My first night in a new apartment by myself, the door didn’t work. I tried my key every which way and…nothing, shoving my shoulder into it and all. It was a Friday night and I was supposed to chaperone 17 high school students on a trip leaving early the next morning.
I’d just moved to New York City and would be sleeping on the floor that night. The super wasn’t responding to my calls (and of course my phone’s battery was low anyway). Who could help me? There was only one neighbor in my apartment building who I’d met at this point. He and his wife had helped me lug a few things up the stairs when my parents had helped move me in.
Timidly, I went downstairs to their apartment and knocked. I could hear their adorable one-year old wide awake on the other side of the door while I waited. Thankfully, my neighbor answered the door and, after a brief explanation of my problem, went back upstairs with me to try the door again.
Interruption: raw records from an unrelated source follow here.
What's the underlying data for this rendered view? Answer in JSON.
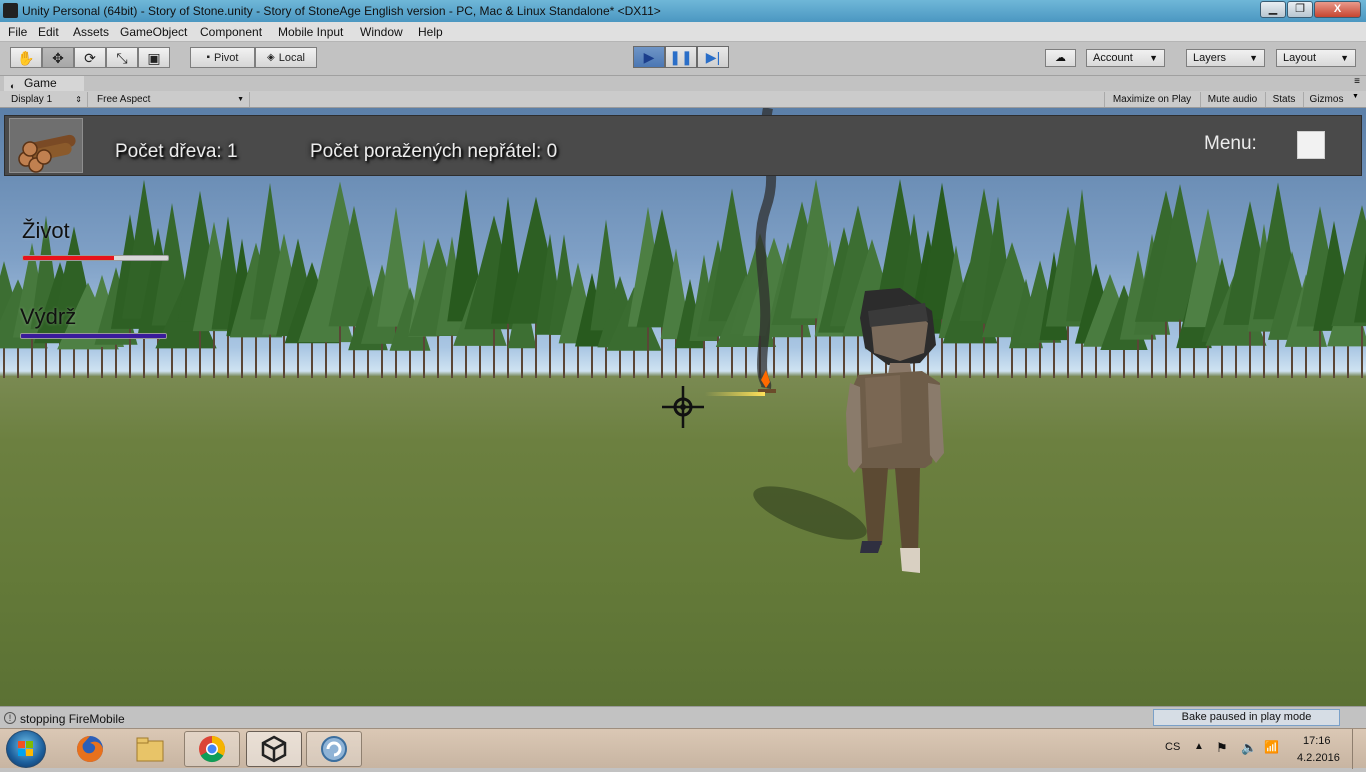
{
  "window": {
    "title": "Unity Personal (64bit) - Story of Stone.unity - Story of StoneAge English version - PC, Mac & Linux Standalone* <DX11>",
    "minimize": "▁",
    "maximize": "❐",
    "close": "X"
  },
  "menu": [
    "File",
    "Edit",
    "Assets",
    "GameObject",
    "Component",
    "Mobile Input",
    "Window",
    "Help"
  ],
  "toolbar": {
    "tools": [
      "hand-icon",
      "move-icon",
      "rotate-icon",
      "scale-icon",
      "rect-icon"
    ],
    "pivot_label": "Pivot",
    "local_label": "Local",
    "account_label": "Account",
    "layers_label": "Layers",
    "layout_label": "Layout"
  },
  "game_tab": {
    "label": "Game",
    "display": "Display 1",
    "aspect": "Free Aspect",
    "maximize_on_play": "Maximize on Play",
    "mute_audio": "Mute audio",
    "stats": "Stats",
    "gizmos": "Gizmos"
  },
  "hud": {
    "wood_count": "Počet dřeva: 1",
    "enemies_count": "Počet poražených nepřátel: 0",
    "menu_label": "Menu:"
  },
  "stats": {
    "health_label": "Život",
    "health_level": 0.63,
    "stamina_label": "Výdrž",
    "stamina_level": 1.0,
    "health_color": "#e8121a",
    "stamina_color": "#3a1a9c"
  },
  "status": {
    "message": "stopping FireMobile",
    "bake": "Bake paused in play mode"
  },
  "taskbar": {
    "lang": "CS",
    "time": "17:16",
    "date": "4.2.2016"
  },
  "colors": {
    "play_blue": "#2a6ec8",
    "hud_bg": "#4a4a4a"
  }
}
When he couldn’t get it — and the building’s maintenance supervisor couldn’t either– he brought me back to his apartment so I could charge my phone and call the super again.
During that hour and a half that I uncomfortably imposed on my new neighbors waiting for the locksmith, I gradually felt at ease and incredibly grateful for their kindness. My key issue was resolved with a new lock installation and I’d made new friends right in my building.
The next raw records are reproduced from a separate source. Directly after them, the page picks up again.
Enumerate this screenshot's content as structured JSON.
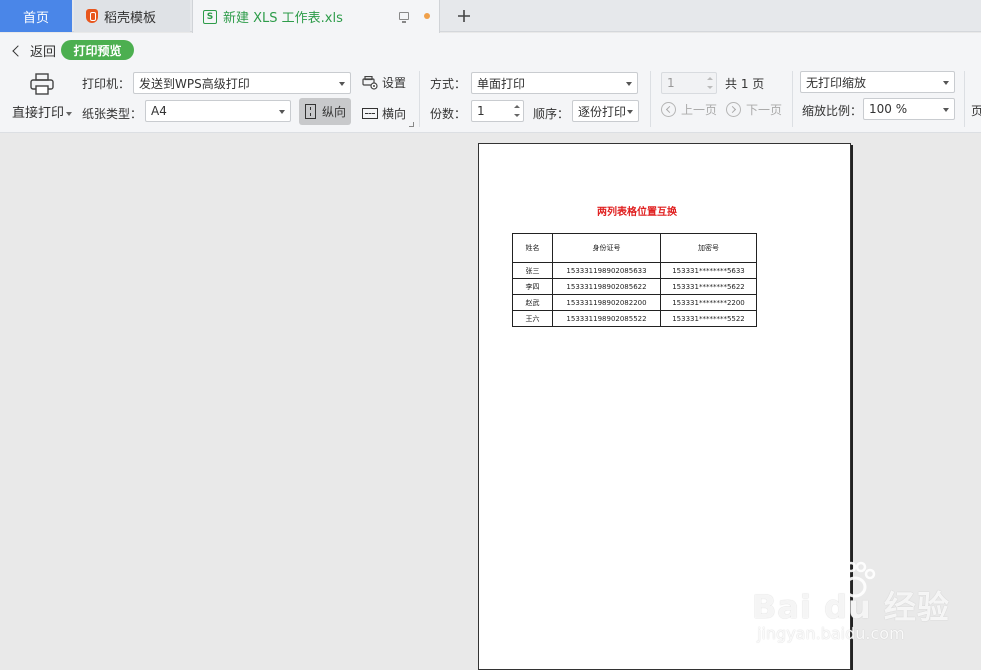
{
  "tabs": {
    "home": "首页",
    "daoke": "稻壳模板",
    "doc": "新建 XLS 工作表.xls",
    "doc_icon_letter": "S"
  },
  "toolbar": {
    "back": "返回",
    "preview": "打印预览",
    "direct_print": "直接打印",
    "printer_label": "打印机：",
    "printer_value": "发送到WPS高级打印",
    "settings": "设置",
    "paper_label": "纸张类型：",
    "paper_value": "A4",
    "portrait": "纵向",
    "landscape": "横向",
    "mode_label": "方式：",
    "mode_value": "单面打印",
    "copies_label": "份数：",
    "copies_value": "1",
    "order_label": "顺序：",
    "order_value": "逐份打印",
    "page_value": "1",
    "page_total": "共 1 页",
    "prev_page": "上一页",
    "next_page": "下一页",
    "scale_mode": "无打印缩放",
    "scale_label": "缩放比例：",
    "scale_value": "100 %",
    "cut_label": "页"
  },
  "sheet": {
    "title": "两列表格位置互换",
    "headers": [
      "姓名",
      "身份证号",
      "加密号"
    ],
    "rows": [
      [
        "张三",
        "153331198902085633",
        "153331********5633"
      ],
      [
        "李四",
        "153331198902085622",
        "153331********5622"
      ],
      [
        "赵武",
        "153331198902082200",
        "153331********2200"
      ],
      [
        "王六",
        "153331198902085522",
        "153331********5522"
      ]
    ]
  },
  "watermark": {
    "main": "Bai du 经验",
    "sub": "jingyan.baidu.com"
  },
  "colors": {
    "tab_home": "#4a86e8",
    "preview_pill": "#4caf50",
    "doc_tab_text": "#2e9c4a",
    "title_red": "#e02020"
  }
}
I ended up babysitting for their daughter, borrowing some flour and even hosting them for a home-cooked dinner when they told me they were pregnant with a second child.
In an age when people don’t know their neighbors nearly as much as they used to and where in-person communication often takes a backseat to social media, it’s rare to meet and befriend strangers the way I did. But I’d argue that we need more of this, perhaps now more than ever. I didn’t plan to meet my neighbors, but I’m glad that fate intervened and showed me all there is to gain from getting to know others outside of our own circles.
Our neighbors are a great place to start. Here are some ways to get to know those who live closest to you:
1. Knock on someone’s door.
If you live in an apartment building like I do, this should be easy. Introduce yourself and maybe even bring a baked treat like your mom taught you. I actually began my neighborly friendship when I was the one asking for something. You could begin this way, too, the next time you need to borrow sugar or you run out of ziploc bags.
2. Offer your service.
If you notice a mom on your street or in your building with young kids, offer to babysit for her the next time you see her wrangling them.
I didn’t plan to meet my neighbors, but I’m glad that fate intervened and showed me all there is to gain from getting to know others outside of our own circles.
3. Pick up the mail.
This also goes for people in apartment buildings, but could also work for those who live on streets with houses close to one another. When I lived in Chicago, we were always getting packages stolen off of the front steps of our walk-up. If you notice a next-door neighbor has a package lying out for a while, you could grab it to keep it safe and then knock on the door once you see they’re home.
Once you’ve gotten to know a neighbor, offer to cook dinner or host her for an evening in. Hospitality is a fading art that older generations knew well. Lay a beautiful table, maybe even get fancy and make calligraphed name cards, and cook your favorite meal. You could even do a recipe exchange!
Find ways to offer acts of kindness. You don’t need to expect anything in return, but you never know when you might need a favor, as I did. Take out the trash for your neighbor, shovel the walk or bring over some cookies on a regular Tuesday.